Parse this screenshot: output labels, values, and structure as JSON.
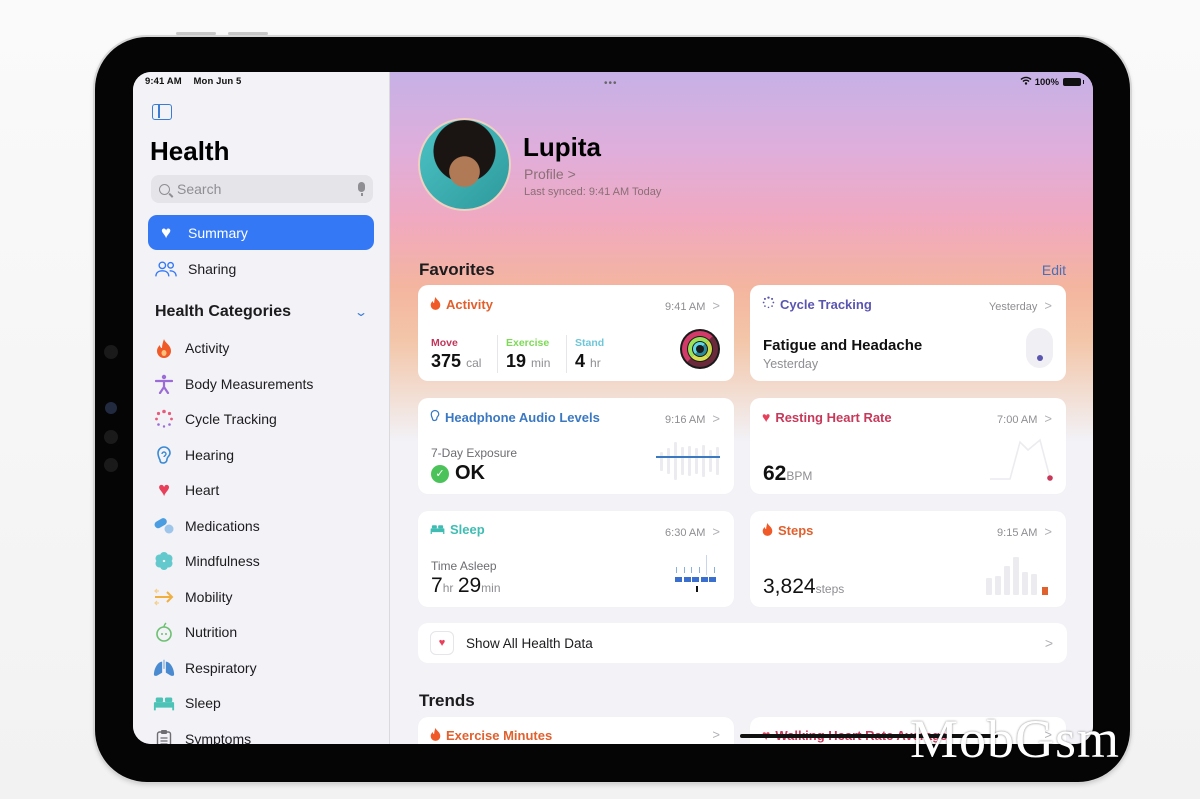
{
  "status_bar": {
    "time": "9:41 AM",
    "date": "Mon Jun 5",
    "battery": "100%",
    "multitask_dots": "•••"
  },
  "sidebar": {
    "title": "Health",
    "search": {
      "placeholder": "Search",
      "value": ""
    },
    "nav": [
      {
        "label": "Summary",
        "icon": "heart-icon",
        "active": true
      },
      {
        "label": "Sharing",
        "icon": "people-icon",
        "active": false
      }
    ],
    "categories_title": "Health Categories",
    "categories": [
      {
        "label": "Activity",
        "icon": "flame-icon",
        "color": "#f05a28"
      },
      {
        "label": "Body Measurements",
        "icon": "figure-icon",
        "color": "#9b6bd6"
      },
      {
        "label": "Cycle Tracking",
        "icon": "cycle-dots-icon",
        "color": "#e75b7b"
      },
      {
        "label": "Hearing",
        "icon": "ear-icon",
        "color": "#3a8ad6"
      },
      {
        "label": "Heart",
        "icon": "heart-icon",
        "color": "#e8405a"
      },
      {
        "label": "Medications",
        "icon": "pills-icon",
        "color": "#4a9de0"
      },
      {
        "label": "Mindfulness",
        "icon": "flower-icon",
        "color": "#4cc3c6"
      },
      {
        "label": "Mobility",
        "icon": "arrows-icon",
        "color": "#f0b040"
      },
      {
        "label": "Nutrition",
        "icon": "apple-icon",
        "color": "#6cc070"
      },
      {
        "label": "Respiratory",
        "icon": "lungs-icon",
        "color": "#4a8ad0"
      },
      {
        "label": "Sleep",
        "icon": "bed-icon",
        "color": "#4cc3b6"
      },
      {
        "label": "Symptoms",
        "icon": "clipboard-icon",
        "color": "#6d6d72"
      }
    ]
  },
  "profile": {
    "name": "Lupita",
    "link": "Profile",
    "synced": "Last synced: 9:41 AM Today"
  },
  "favorites": {
    "title": "Favorites",
    "edit": "Edit",
    "activity": {
      "title": "Activity",
      "time": "9:41 AM",
      "color": "#e0602e",
      "metrics": [
        {
          "label": "Move",
          "value": "375",
          "unit": "cal",
          "color": "#c0365a"
        },
        {
          "label": "Exercise",
          "value": "19",
          "unit": "min",
          "color": "#7ed957"
        },
        {
          "label": "Stand",
          "value": "4",
          "unit": "hr",
          "color": "#6fc6d8"
        }
      ]
    },
    "cycle": {
      "title": "Cycle Tracking",
      "time": "Yesterday",
      "headline": "Fatigue and Headache",
      "sub": "Yesterday",
      "color": "#5a55b0"
    },
    "headphone": {
      "title": "Headphone Audio Levels",
      "time": "9:16 AM",
      "label": "7-Day Exposure",
      "value": "OK",
      "color": "#3a78c2"
    },
    "heart_rate": {
      "title": "Resting Heart Rate",
      "time": "7:00 AM",
      "value": "62",
      "unit": "BPM",
      "color": "#c7395a"
    },
    "sleep": {
      "title": "Sleep",
      "time": "6:30 AM",
      "label": "Time Asleep",
      "hours": "7",
      "hours_unit": "hr",
      "minutes": "29",
      "minutes_unit": "min",
      "color": "#3fbdb3"
    },
    "steps": {
      "title": "Steps",
      "time": "9:15 AM",
      "value": "3,824",
      "unit": "steps",
      "color": "#e0602e"
    }
  },
  "show_all": "Show All Health Data",
  "trends": {
    "title": "Trends",
    "items": [
      {
        "title": "Exercise Minutes",
        "color": "#e0602e"
      },
      {
        "title": "Walking Heart Rate Average",
        "color": "#c7395a"
      }
    ]
  },
  "watermark": "MobGsm"
}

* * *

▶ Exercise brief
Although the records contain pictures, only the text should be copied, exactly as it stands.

▶ Result
Parse this screenshot: output labels, values, and structure as JSON.
{
  "status_bar": {
    "time": "9:41 AM",
    "date": "Mon Jun 5",
    "battery": "100%",
    "multitask_dots": "•••"
  },
  "sidebar": {
    "title": "Health",
    "search": {
      "placeholder": "Search",
      "value": ""
    },
    "nav": [
      {
        "label": "Summary",
        "icon": "heart-icon",
        "active": true
      },
      {
        "label": "Sharing",
        "icon": "people-icon",
        "active": false
      }
    ],
    "categories_title": "Health Categories",
    "categories": [
      {
        "label": "Activity",
        "icon": "flame-icon",
        "color": "#f05a28"
      },
      {
        "label": "Body Measurements",
        "icon": "figure-icon",
        "color": "#9b6bd6"
      },
      {
        "label": "Cycle Tracking",
        "icon": "cycle-dots-icon",
        "color": "#e75b7b"
      },
      {
        "label": "Hearing",
        "icon": "ear-icon",
        "color": "#3a8ad6"
      },
      {
        "label": "Heart",
        "icon": "heart-icon",
        "color": "#e8405a"
      },
      {
        "label": "Medications",
        "icon": "pills-icon",
        "color": "#4a9de0"
      },
      {
        "label": "Mindfulness",
        "icon": "flower-icon",
        "color": "#4cc3c6"
      },
      {
        "label": "Mobility",
        "icon": "arrows-icon",
        "color": "#f0b040"
      },
      {
        "label": "Nutrition",
        "icon": "apple-icon",
        "color": "#6cc070"
      },
      {
        "label": "Respiratory",
        "icon": "lungs-icon",
        "color": "#4a8ad0"
      },
      {
        "label": "Sleep",
        "icon": "bed-icon",
        "color": "#4cc3b6"
      },
      {
        "label": "Symptoms",
        "icon": "clipboard-icon",
        "color": "#6d6d72"
      }
    ]
  },
  "profile": {
    "name": "Lupita",
    "link": "Profile",
    "synced": "Last synced: 9:41 AM Today"
  },
  "favorites": {
    "title": "Favorites",
    "edit": "Edit",
    "activity": {
      "title": "Activity",
      "time": "9:41 AM",
      "color": "#e0602e",
      "metrics": [
        {
          "label": "Move",
          "value": "375",
          "unit": "cal",
          "color": "#c0365a"
        },
        {
          "label": "Exercise",
          "value": "19",
          "unit": "min",
          "color": "#7ed957"
        },
        {
          "label": "Stand",
          "value": "4",
          "unit": "hr",
          "color": "#6fc6d8"
        }
      ]
    },
    "cycle": {
      "title": "Cycle Tracking",
      "time": "Yesterday",
      "headline": "Fatigue and Headache",
      "sub": "Yesterday",
      "color": "#5a55b0"
    },
    "headphone": {
      "title": "Headphone Audio Levels",
      "time": "9:16 AM",
      "label": "7-Day Exposure",
      "value": "OK",
      "color": "#3a78c2"
    },
    "heart_rate": {
      "title": "Resting Heart Rate",
      "time": "7:00 AM",
      "value": "62",
      "unit": "BPM",
      "color": "#c7395a"
    },
    "sleep": {
      "title": "Sleep",
      "time": "6:30 AM",
      "label": "Time Asleep",
      "hours": "7",
      "hours_unit": "hr",
      "minutes": "29",
      "minutes_unit": "min",
      "color": "#3fbdb3"
    },
    "steps": {
      "title": "Steps",
      "time": "9:15 AM",
      "value": "3,824",
      "unit": "steps",
      "color": "#e0602e"
    }
  },
  "show_all": "Show All Health Data",
  "trends": {
    "title": "Trends",
    "items": [
      {
        "title": "Exercise Minutes",
        "color": "#e0602e"
      },
      {
        "title": "Walking Heart Rate Average",
        "color": "#c7395a"
      }
    ]
  },
  "watermark": "MobGsm"
}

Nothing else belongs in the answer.